- _PROBLEM TO WORK ON_
The response must reproduce every record in full.

-------------------------

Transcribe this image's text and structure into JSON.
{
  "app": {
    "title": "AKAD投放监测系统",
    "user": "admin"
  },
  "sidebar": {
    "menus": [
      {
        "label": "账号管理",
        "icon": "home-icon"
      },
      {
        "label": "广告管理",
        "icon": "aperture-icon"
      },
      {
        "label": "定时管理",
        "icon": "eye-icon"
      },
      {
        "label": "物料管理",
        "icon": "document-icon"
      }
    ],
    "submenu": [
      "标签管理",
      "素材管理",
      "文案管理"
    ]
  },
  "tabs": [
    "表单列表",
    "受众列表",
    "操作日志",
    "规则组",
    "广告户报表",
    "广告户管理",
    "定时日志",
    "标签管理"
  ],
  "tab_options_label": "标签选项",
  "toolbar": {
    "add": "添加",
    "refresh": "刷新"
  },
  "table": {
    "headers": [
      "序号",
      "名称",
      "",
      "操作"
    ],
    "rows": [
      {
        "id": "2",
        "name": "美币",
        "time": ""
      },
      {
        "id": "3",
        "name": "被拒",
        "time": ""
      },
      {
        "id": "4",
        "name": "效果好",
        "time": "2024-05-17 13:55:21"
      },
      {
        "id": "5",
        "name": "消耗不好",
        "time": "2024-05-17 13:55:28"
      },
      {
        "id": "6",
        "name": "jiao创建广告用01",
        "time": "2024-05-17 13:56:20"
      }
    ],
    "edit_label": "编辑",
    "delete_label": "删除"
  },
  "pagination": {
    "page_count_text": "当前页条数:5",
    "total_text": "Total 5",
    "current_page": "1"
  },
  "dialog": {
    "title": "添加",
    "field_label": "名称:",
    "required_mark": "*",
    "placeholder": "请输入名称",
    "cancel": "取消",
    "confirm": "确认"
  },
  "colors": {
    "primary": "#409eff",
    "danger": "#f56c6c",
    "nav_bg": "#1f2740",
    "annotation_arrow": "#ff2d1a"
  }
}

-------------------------

- _EXERCISE SOLUTION_
Transcribe this image's text and structure into JSON.
{
  "app": {
    "title": "AKAD投放监测系统",
    "user": "admin"
  },
  "sidebar": {
    "menus": [
      {
        "label": "账号管理",
        "icon": "home-icon"
      },
      {
        "label": "广告管理",
        "icon": "aperture-icon"
      },
      {
        "label": "定时管理",
        "icon": "eye-icon"
      },
      {
        "label": "物料管理",
        "icon": "document-icon"
      }
    ],
    "submenu": [
      "标签管理",
      "素材管理",
      "文案管理"
    ]
  },
  "tabs": [
    "表单列表",
    "受众列表",
    "操作日志",
    "规则组",
    "广告户报表",
    "广告户管理",
    "定时日志",
    "标签管理"
  ],
  "tab_options_label": "标签选项",
  "toolbar": {
    "add": "添加",
    "refresh": "刷新"
  },
  "table": {
    "headers": [
      "序号",
      "名称",
      "",
      "操作"
    ],
    "rows": [
      {
        "id": "2",
        "name": "美币",
        "time": ""
      },
      {
        "id": "3",
        "name": "被拒",
        "time": ""
      },
      {
        "id": "4",
        "name": "效果好",
        "time": "2024-05-17 13:55:21"
      },
      {
        "id": "5",
        "name": "消耗不好",
        "time": "2024-05-17 13:55:28"
      },
      {
        "id": "6",
        "name": "jiao创建广告用01",
        "time": "2024-05-17 13:56:20"
      }
    ],
    "edit_label": "编辑",
    "delete_label": "删除"
  },
  "pagination": {
    "page_count_text": "当前页条数:5",
    "total_text": "Total 5",
    "current_page": "1"
  },
  "dialog": {
    "title": "添加",
    "field_label": "名称:",
    "required_mark": "*",
    "placeholder": "请输入名称",
    "cancel": "取消",
    "confirm": "确认"
  },
  "colors": {
    "primary": "#409eff",
    "danger": "#f56c6c",
    "nav_bg": "#1f2740",
    "annotation_arrow": "#ff2d1a"
  }
}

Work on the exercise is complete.